Background: The sustained compression to the spinal cord caused by muscle scars after surgery in Spinal Cord Injury (SCI) models makes it difficult to evaluate the effectiveness of therapeutic regimens. The present study aims to evaluate potential strategies to reduce such compression.
Materials and Methods: Rat SCI models were used and divided into two groups: one with muscle layer sutured after surgery and the other not sutured. The time point of muscle scar formation was determined by hematoxylin and eosin stain. Magnetic Resonance Image (MRI) was performed after the determined time point to observe the severity of compression of muscle scar against the injured spinal cord in both groups. The Basso, Beattie, and Bresnahan score (BBB score) was used to evaluate the locomotor outcomes.
Results: The scar formed in the third week after the muscle was dissected. MRI in the fourth week after surgery indicated that the rats with muscle layer sutured experienced more severe compression against the spinal cord than those not sutured. The concave caused by muscle scars in the injured spinal cord tissue of the muscle layer sutured rats was more obvious than that in non-sutured ones. There were no statistically significant differences in the BBB score between the two groups (p>0.05).
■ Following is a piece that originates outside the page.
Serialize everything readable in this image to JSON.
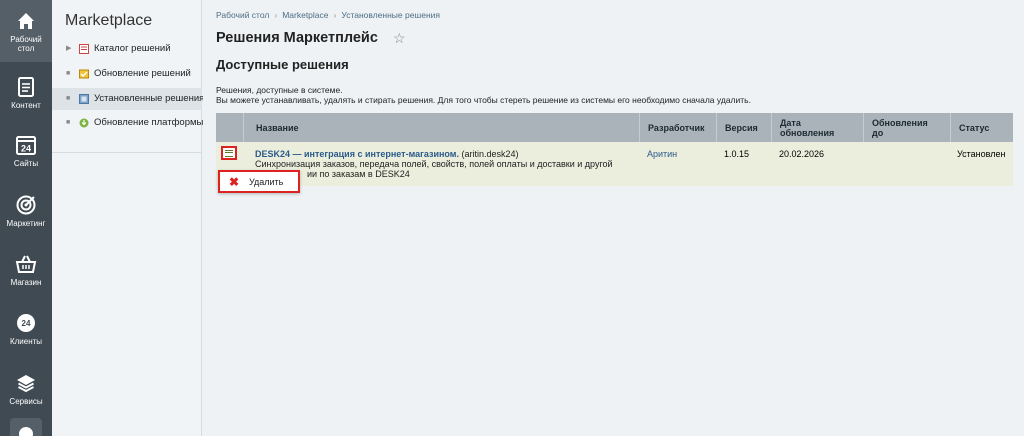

Conclusion: The compression to the injured spinal cord caused by muscle scars after surgical procedures could be relieved if the muscle layer is not sutured, and this non-suturing management may makes it easy to evaluate the effectiveness of therapeutic regimens in rat SCI models.